Each year, in the heart of the spring, smelt surge through the waters of Lake Superior on their way to spawn in the rivers. People gather in boots and waders on the shores of Park Point, lit only by the moon, to catch these rainbow-colored fish. The Magic Smelt Puppet Troupe celebrates this miraculous event with their own spectacle, Run Smelt Run.
Run Smelt Run is the brainchild of puppeteer Jim Ouray. He drew inspiration for the Duluth event from his travels to see Carnival in Trinidad and processions in New Orleans. Run Smelt Run, which he hopes will continue as an annual tradition, features both large and small puppets, masks, dancing, music, and of course, smelt.
“We start at the Aerial Lift Bridge with an over-sized puppet of the Smelt Queen, puppets of the lake, masks and smelt rod puppets,” Ouray said. “The second major component is the second line. A second line parade is where everybody goes with the procession. Like Carnival, if people want to dress up, they can dress up and proceed with the procession down the Lakewalk.”
This year's event will feature music by the Brass Messengers, and the procession will finish off with a fresh smelt dinner.
“All the smelt out on the lake, it’s quite a thrill,” Ouray said. “It’s incredible. [Run Smelt Run] could be the first big party outdoors for the season.”
The event brings together a celebration of community and the magic of puppetry, Ouray said. He added that the community's help is needed to carry out the event, as the Magic Smelt Puppet Troupe set up a Kickstarter with a goal of $5,000 by Saturday, March 16.
The majority of the funds will go toward establishing workshops with professional artists before the actual event. Musical Director Anton Jimenez-Kloeckl of Duluth said the workshops are a wonderful opportunity to build community.
“The workshops are the prime time for the community to create their own culture,” Jimenez-Kloeckl said. “It’s very therapeutic to work with paper maché and all kinds of materials. It’s very fun to work with people you wouldn’t usually meet.”
Jimenez-Kloeckl added that the event itself is “fantasmagorical” and goes by in the blink of an eye. Because of this, Ouray is passionate about getting people involved prior to the event.
“The heart and soul of the thing is to get people involved beforehand," Ouray said. "They can sew costumes, come do something with your toddler, learn to make masks, even learn to do stilt walking if there’s time. I’ll be casting it as we go along. It’s all about volunteer fun.”
As an artist, Ouray said he is compelled by puppetry’s joyful nature and wants to share that joy with others.
“I am a puppeteer, and like any other artist, I have philosophical underpinnings,” Ouray said. “The amount of vitality and joy [in puppetry] is very persuasive to me. I think there’s a lack of that participatory joy in our culture.”

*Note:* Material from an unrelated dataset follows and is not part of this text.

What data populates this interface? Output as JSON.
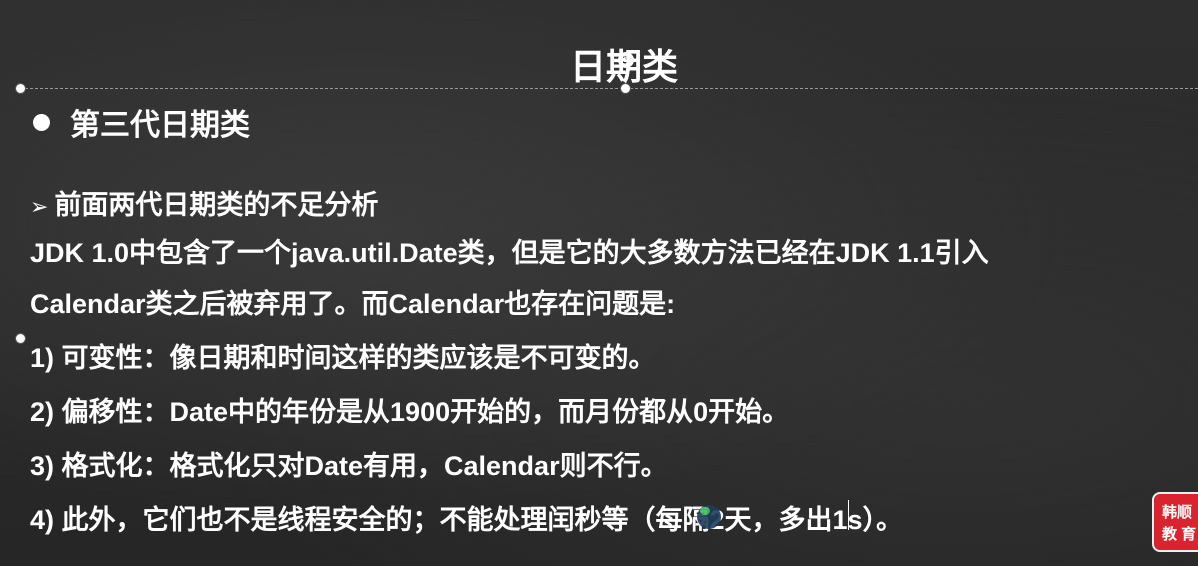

According to Ouray, this type of celebration is coded in our DNA.
“Around 75 to 120 years ago, there was rich participation in fraternal organizations with theatrical rituals and costumes and sets. We’re talking our great-grandparents here,” Ouray said. “There were fraternal organizations for everyone. They all had theatrical participation things. That’s missing from our culture today. It’s really the abandonment of woes and tribulations.”
Ouray chose the smelt run as the central focus of this celebration because of its abundant nature.
“I think a lot of the psychological malaise in our culture is from the fear of scarcity,” he said. “We’re worried about every dollar. We have a scarcity complex. With the Bayfield Apple Festival and the La Tomatina Festival in Spain, there’s this great sense of contentment of people. People are out there with their nets and coolers filled. There’s a suspension of worry during that time.”
The smelt run is a cultural tradition for many Duluthians. Jimenez-Kloeckl said he loves the way Run Smelt Run brings out individual smelt run stories.
“My favorite part is hearing people’s nostalgia for the smelt run,” Jimenez-Kloeckl said. “It’s dark and secluded, often going from fire to fire. You’re all out hunting for this elusive thing.”
Run Smelt Run invites and encourages people of all ages to come out for the parade. The mission statement for the event says that they aim “to invigorate the natural healing power of people by creating imaginative spectacles using puppets, masks, costumes, dance and music.”
“The main goal is to get the community involved in making their own culture,” Jimenez-Kloeckl said.
The party starts near the Aerial Lift Bridge at 4 p.m. on Sunday, April 21. To learn more about the Magic Smelt Puppet Troupe’s fundraising, visit their Kickstarter page.